Most success in making life uncomfortable for policymakers
Examples could include the campaign against Atos and the Work Capability Assessment by disability campaigns, which made life uncomfortable for ministers with the then Employment Minister Mark Hoban refusing to meet with Spartacus. 38 Degrees has been campaigning to stop the new Care.data database of medical records from being launched and NHS England have now announced a pause in their plans. Laura McInerney has been battling with the Department for Education for the right to know how it decides which free schools to approve. Frontline probation bloggers such as Jim Brown at On Probation Blog and the Probation Officer have been tireless in pointing out the risks associated with the outsourcing of the probation service.
Most innovative approach to protesting
Going a bit outside our traditional social policy focus, examples could include the fracking protests in the south of England, which have achieved fame, not least because the Green MP Caroline Lucas was arrested as part of them. Elsewhere, student protests against the outsourcing of support services at the University of London was picked up by the media and on social media. Other protests worthy of note include recent student protests at both Sussex and Birmingham Universities and the UK Uncut campaign against corporates such as Starbucks who pay little or no corporation tax in the UK.
Most impactful report, blog or article
The well received book NHS SOS on how to save the NHS co-edited by Jacky Davis and Raymond Tallis could be a strong choice. Posts that have trended across social media over the past year include Sue Marsh’s post on The Big Benefits Row or squidgetsmum’s open letter to the Daily Mail, while Joe Halewood’s blog SPeye has been required reading for anyone interested in or affected by the bedroom tax.

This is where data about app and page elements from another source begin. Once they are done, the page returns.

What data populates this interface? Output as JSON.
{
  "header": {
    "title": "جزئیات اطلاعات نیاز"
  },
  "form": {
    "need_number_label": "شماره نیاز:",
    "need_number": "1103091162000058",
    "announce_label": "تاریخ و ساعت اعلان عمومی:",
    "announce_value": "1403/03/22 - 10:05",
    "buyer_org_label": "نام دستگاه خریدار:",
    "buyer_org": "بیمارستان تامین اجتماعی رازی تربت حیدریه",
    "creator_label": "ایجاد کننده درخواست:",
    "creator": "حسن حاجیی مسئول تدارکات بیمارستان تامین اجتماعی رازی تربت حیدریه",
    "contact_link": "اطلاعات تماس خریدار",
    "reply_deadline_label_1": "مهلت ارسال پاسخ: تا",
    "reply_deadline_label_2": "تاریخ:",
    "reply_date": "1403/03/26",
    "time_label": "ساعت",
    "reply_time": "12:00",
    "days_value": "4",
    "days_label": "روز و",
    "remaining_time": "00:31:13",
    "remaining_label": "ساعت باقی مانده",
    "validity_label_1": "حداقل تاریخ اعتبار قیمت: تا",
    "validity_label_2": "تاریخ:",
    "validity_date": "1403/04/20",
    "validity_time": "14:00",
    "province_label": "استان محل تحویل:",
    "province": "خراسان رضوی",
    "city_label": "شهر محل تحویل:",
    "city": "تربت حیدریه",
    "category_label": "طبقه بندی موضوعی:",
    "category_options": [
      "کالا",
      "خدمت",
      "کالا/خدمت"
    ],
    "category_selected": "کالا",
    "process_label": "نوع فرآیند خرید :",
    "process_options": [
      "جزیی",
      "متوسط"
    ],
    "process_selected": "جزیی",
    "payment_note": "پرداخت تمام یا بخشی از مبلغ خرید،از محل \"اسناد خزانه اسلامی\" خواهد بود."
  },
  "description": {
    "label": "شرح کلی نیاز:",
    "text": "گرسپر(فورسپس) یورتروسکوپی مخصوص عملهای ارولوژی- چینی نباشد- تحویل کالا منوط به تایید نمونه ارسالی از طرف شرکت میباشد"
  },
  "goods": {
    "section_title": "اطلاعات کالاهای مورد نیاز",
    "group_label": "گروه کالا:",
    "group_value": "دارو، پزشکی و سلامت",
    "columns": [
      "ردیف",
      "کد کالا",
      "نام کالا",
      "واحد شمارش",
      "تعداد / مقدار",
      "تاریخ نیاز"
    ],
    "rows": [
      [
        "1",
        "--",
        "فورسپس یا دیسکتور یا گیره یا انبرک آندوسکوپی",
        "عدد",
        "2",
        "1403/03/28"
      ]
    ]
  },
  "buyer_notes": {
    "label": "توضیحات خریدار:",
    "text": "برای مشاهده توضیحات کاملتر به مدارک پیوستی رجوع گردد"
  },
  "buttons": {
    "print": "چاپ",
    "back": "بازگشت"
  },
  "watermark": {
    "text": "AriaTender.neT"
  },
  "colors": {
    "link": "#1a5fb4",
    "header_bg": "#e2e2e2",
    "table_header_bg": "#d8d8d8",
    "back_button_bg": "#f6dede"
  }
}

And finally, Best ‘Guerilla’ group or individual of the year. Who do you think deserves to be the overall best Guerilla group or individual of the year? Who has exerted the most influence on policymakers, or just represented their cause with most passion and determination?
So get in touch. Tell us what you think. Have we got the right categories? Which group has had the most positive impact on public debate, who has made the most effective use of social media and who is the best ‘Guerilla’ group or individual of the year? We welcome your suggestions, via comments on this blog or via social media:
We’ll announce the winners of the awards on Friday 18th July.